## Goal of the exercise
Find the word "caption" in the data below and copy each line that holds it.

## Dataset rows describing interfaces
++++++++

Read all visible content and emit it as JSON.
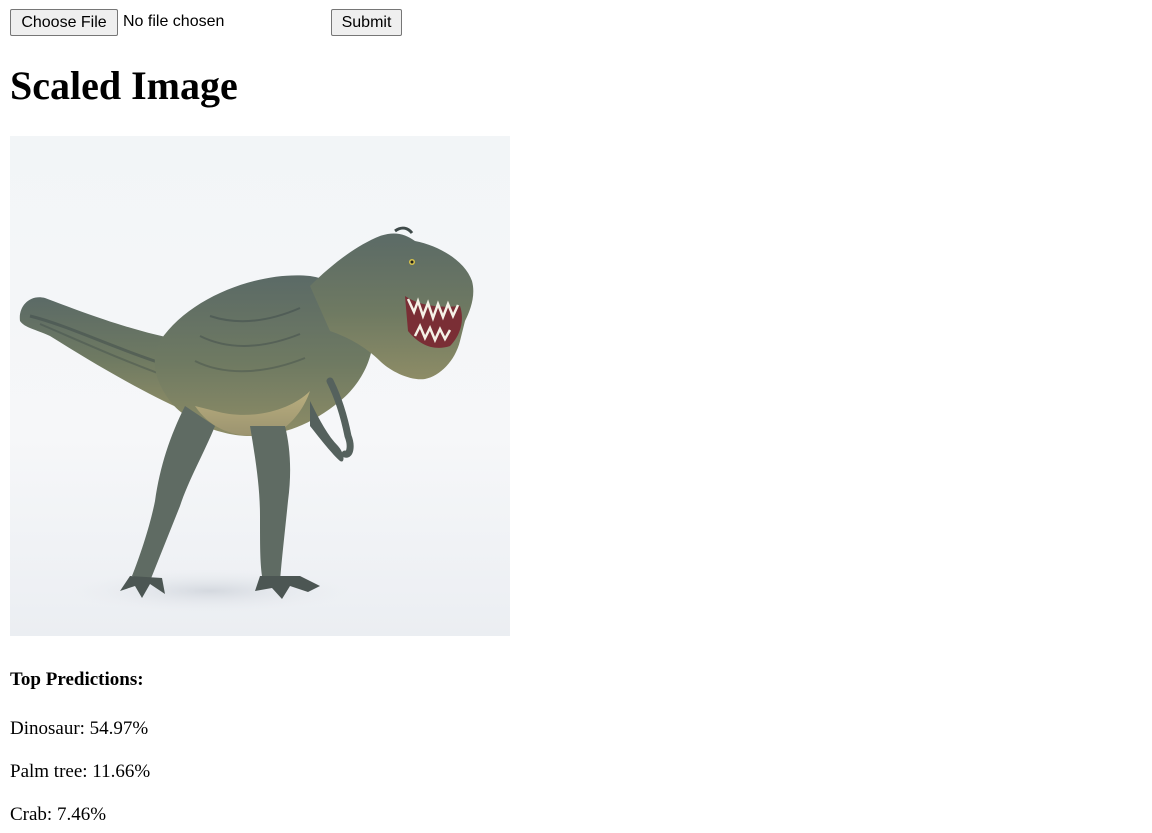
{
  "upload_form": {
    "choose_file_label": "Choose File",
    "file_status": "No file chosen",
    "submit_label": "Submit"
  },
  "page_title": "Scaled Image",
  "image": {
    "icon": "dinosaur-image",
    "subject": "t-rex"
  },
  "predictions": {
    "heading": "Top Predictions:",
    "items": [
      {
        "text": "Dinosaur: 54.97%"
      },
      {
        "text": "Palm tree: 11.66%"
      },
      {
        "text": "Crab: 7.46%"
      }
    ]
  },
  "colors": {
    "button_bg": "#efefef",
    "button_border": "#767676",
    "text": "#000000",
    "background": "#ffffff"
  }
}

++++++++

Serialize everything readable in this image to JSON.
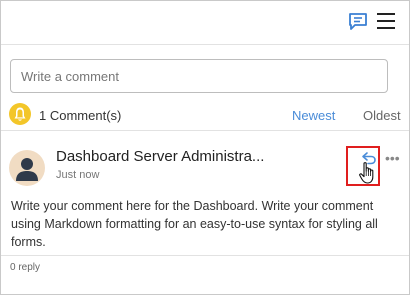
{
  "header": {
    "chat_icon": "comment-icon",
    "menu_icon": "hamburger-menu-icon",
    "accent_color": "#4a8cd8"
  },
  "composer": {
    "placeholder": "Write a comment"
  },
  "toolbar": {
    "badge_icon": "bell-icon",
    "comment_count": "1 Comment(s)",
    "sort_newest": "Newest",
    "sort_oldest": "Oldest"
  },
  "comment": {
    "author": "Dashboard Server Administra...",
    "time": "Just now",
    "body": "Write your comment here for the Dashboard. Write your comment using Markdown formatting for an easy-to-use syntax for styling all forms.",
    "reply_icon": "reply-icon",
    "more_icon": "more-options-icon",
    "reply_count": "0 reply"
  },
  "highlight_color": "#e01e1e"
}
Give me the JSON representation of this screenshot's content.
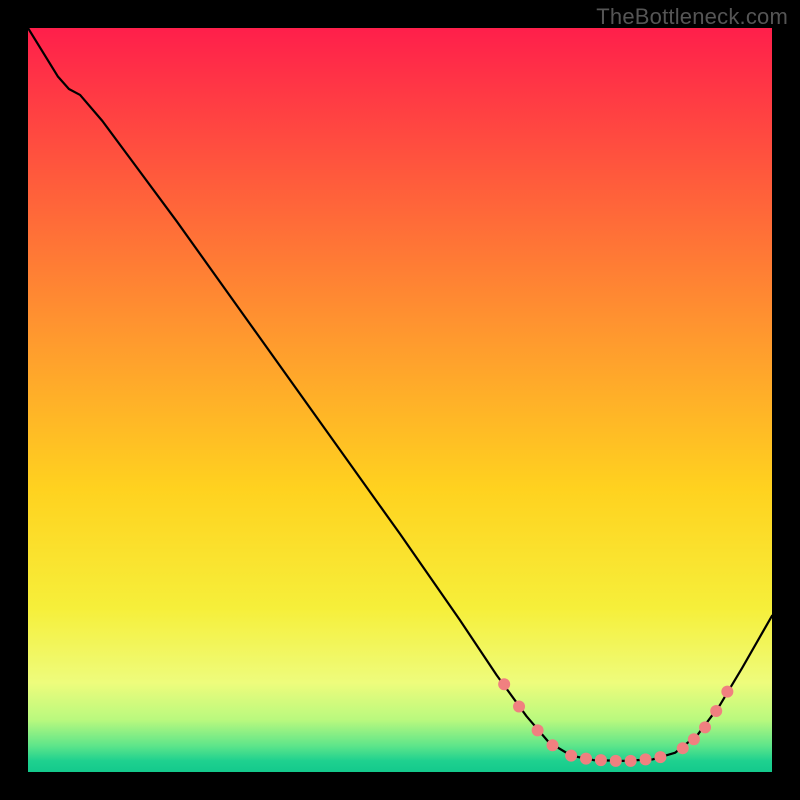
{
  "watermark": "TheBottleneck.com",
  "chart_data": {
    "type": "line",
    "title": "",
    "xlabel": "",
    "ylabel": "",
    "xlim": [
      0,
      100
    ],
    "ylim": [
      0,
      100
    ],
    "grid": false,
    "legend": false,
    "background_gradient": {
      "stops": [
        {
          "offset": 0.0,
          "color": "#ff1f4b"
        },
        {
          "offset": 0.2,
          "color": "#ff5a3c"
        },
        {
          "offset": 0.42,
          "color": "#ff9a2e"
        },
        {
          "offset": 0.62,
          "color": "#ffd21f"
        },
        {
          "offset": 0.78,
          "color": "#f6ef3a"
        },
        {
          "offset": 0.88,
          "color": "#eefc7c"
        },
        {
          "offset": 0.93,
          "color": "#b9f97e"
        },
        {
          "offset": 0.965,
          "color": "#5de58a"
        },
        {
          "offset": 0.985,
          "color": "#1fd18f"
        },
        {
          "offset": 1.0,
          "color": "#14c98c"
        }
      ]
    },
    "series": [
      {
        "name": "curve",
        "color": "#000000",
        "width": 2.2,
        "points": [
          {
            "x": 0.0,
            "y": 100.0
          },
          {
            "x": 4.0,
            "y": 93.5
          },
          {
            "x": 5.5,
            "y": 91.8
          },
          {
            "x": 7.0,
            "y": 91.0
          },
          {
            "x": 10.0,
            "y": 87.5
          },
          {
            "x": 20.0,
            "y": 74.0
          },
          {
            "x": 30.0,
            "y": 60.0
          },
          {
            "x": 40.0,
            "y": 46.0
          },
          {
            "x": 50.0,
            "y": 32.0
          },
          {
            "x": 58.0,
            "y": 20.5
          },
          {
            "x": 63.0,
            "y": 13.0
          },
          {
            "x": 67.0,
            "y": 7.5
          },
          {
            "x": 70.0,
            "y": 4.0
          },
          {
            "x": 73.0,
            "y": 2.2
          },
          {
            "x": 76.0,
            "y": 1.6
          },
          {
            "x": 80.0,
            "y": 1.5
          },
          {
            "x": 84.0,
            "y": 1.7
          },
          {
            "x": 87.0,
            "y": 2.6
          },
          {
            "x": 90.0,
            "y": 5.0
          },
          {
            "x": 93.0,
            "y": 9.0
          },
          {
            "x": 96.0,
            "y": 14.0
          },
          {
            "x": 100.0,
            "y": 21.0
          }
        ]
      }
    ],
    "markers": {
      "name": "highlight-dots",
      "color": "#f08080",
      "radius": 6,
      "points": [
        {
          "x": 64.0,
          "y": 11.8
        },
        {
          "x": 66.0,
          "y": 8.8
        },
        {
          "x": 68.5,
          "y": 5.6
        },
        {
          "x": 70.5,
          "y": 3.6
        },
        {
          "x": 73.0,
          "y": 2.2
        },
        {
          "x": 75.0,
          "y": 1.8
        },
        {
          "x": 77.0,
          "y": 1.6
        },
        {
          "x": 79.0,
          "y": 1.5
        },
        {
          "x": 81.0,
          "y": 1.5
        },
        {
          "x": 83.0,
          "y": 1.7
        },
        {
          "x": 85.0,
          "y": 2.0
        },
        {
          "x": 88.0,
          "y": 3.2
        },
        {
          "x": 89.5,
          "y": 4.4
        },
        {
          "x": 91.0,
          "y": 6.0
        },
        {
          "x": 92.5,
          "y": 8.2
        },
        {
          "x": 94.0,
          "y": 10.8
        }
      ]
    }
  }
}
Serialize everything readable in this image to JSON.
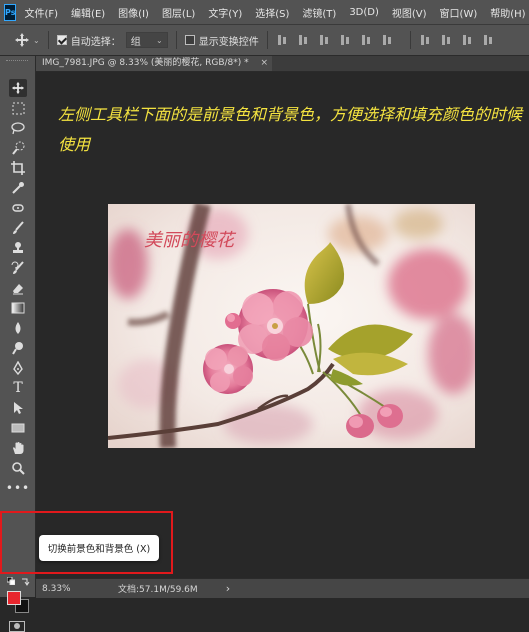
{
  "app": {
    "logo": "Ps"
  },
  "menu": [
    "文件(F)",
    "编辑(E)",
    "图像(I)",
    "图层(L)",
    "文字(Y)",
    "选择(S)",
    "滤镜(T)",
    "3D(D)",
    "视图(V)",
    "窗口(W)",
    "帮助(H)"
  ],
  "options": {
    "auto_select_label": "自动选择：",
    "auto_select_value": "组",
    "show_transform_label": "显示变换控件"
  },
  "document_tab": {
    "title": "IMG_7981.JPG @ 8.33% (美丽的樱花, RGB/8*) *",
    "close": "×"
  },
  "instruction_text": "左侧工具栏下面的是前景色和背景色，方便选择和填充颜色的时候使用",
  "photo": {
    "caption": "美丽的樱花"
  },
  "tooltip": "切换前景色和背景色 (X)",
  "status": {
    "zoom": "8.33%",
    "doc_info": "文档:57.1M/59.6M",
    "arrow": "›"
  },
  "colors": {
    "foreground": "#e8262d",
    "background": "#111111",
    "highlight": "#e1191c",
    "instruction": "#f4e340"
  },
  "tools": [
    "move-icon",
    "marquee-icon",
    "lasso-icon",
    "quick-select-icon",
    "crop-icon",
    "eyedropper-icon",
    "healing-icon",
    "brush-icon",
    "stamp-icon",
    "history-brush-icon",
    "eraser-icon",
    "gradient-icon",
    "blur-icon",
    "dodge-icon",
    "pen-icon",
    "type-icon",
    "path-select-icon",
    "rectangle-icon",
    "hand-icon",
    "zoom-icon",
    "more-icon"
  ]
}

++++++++

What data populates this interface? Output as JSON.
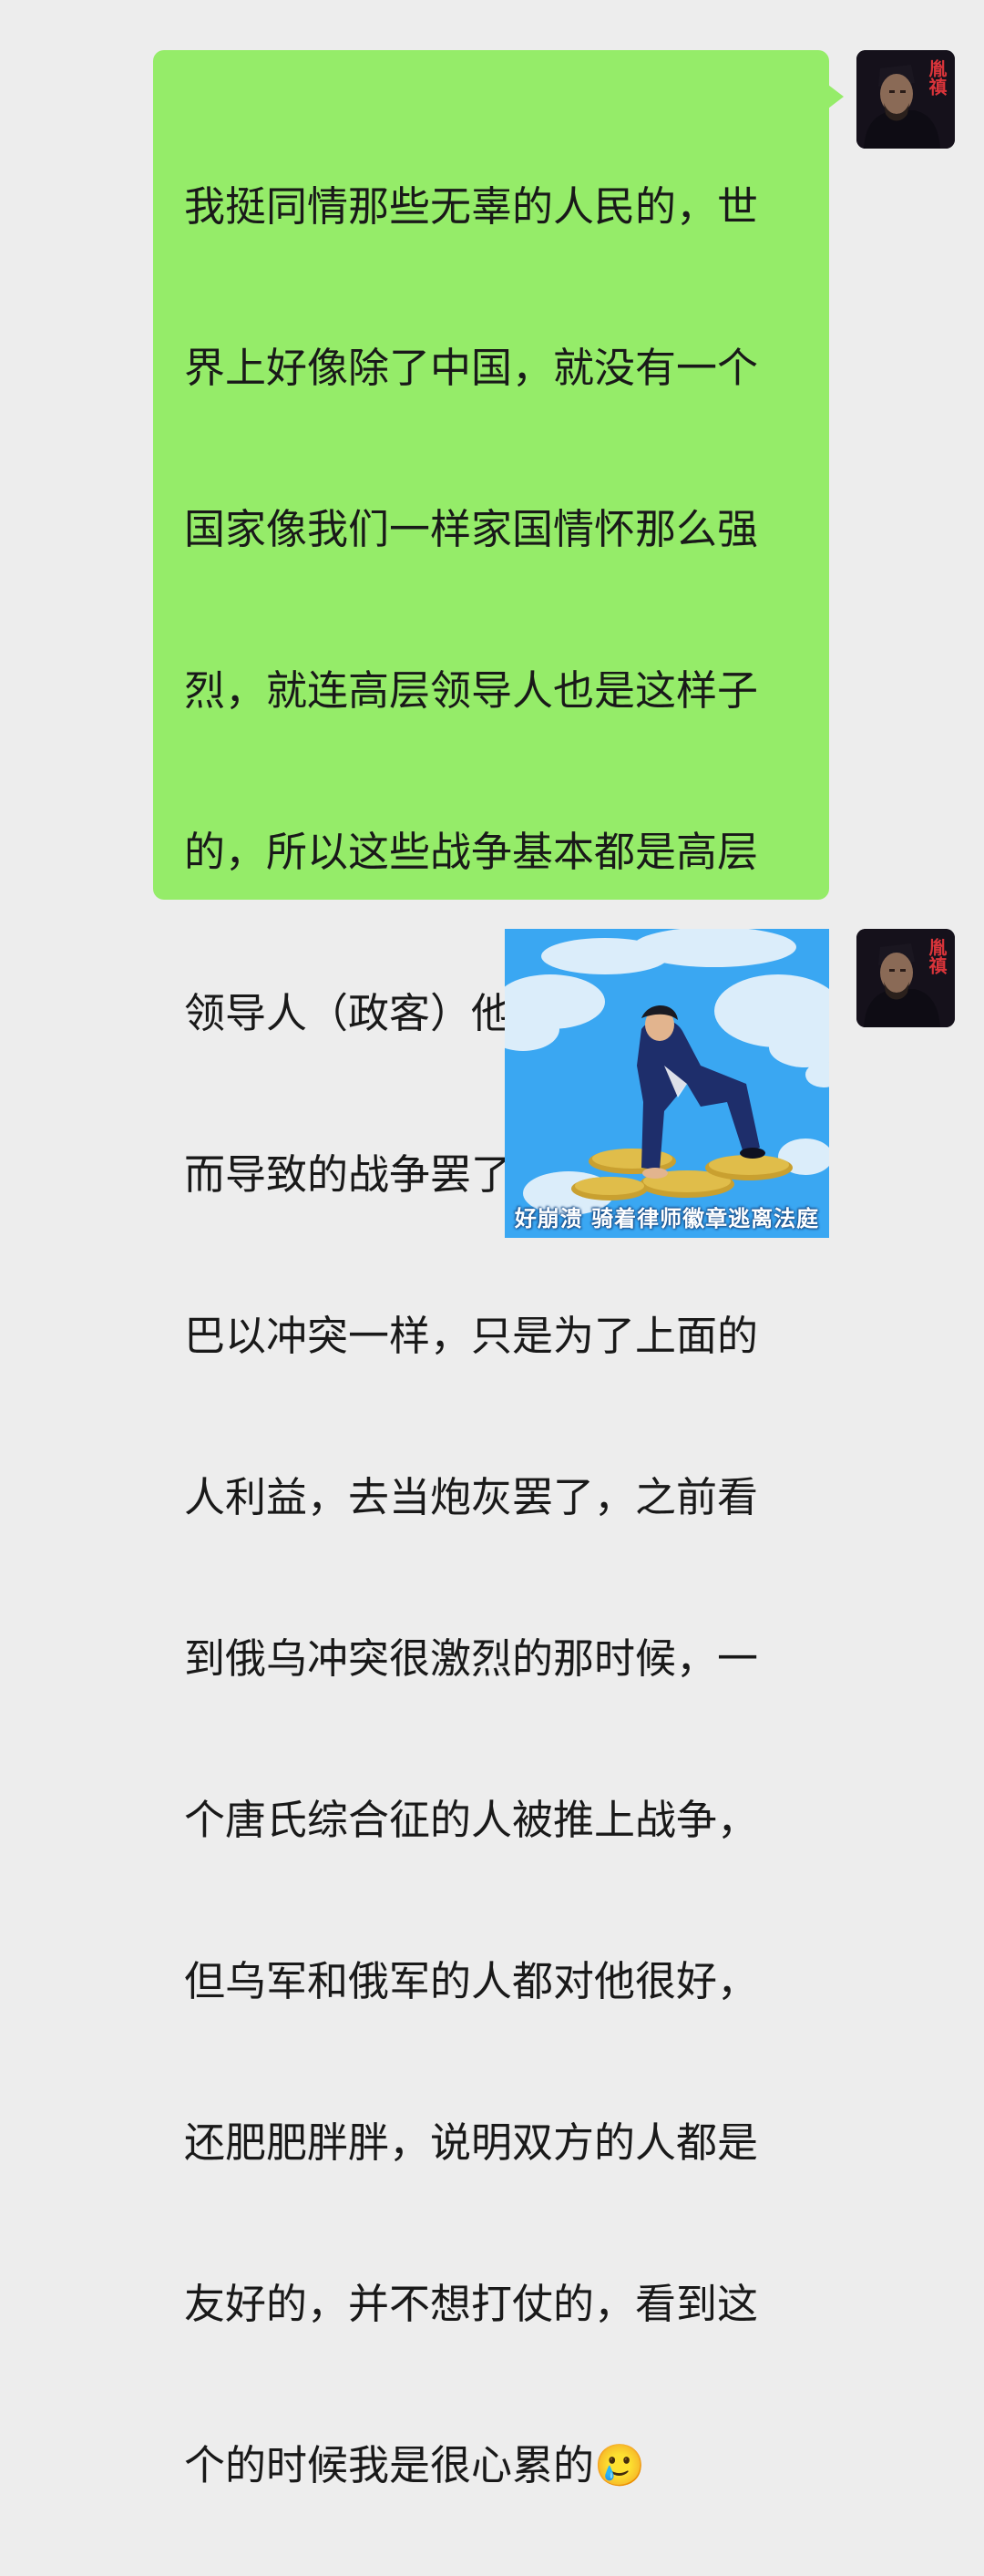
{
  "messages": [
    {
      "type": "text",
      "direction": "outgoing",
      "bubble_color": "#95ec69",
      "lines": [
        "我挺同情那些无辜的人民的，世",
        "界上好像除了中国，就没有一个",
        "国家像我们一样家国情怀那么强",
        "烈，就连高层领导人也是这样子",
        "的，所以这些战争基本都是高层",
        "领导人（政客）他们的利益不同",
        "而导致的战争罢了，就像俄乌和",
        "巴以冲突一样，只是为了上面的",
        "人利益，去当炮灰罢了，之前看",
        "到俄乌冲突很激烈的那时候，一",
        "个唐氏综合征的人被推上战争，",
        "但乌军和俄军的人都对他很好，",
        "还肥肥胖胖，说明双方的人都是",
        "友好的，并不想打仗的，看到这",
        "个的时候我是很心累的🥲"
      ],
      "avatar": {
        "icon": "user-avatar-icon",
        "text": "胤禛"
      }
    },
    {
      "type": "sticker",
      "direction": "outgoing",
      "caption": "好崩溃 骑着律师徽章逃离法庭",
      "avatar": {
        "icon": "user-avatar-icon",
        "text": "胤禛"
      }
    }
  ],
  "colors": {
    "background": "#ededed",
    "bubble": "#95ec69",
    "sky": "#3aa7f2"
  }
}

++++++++

## Written answer
    "caption": "美丽的樱花"
      "caption": "好崩溃 骑着律师徽章逃离法庭",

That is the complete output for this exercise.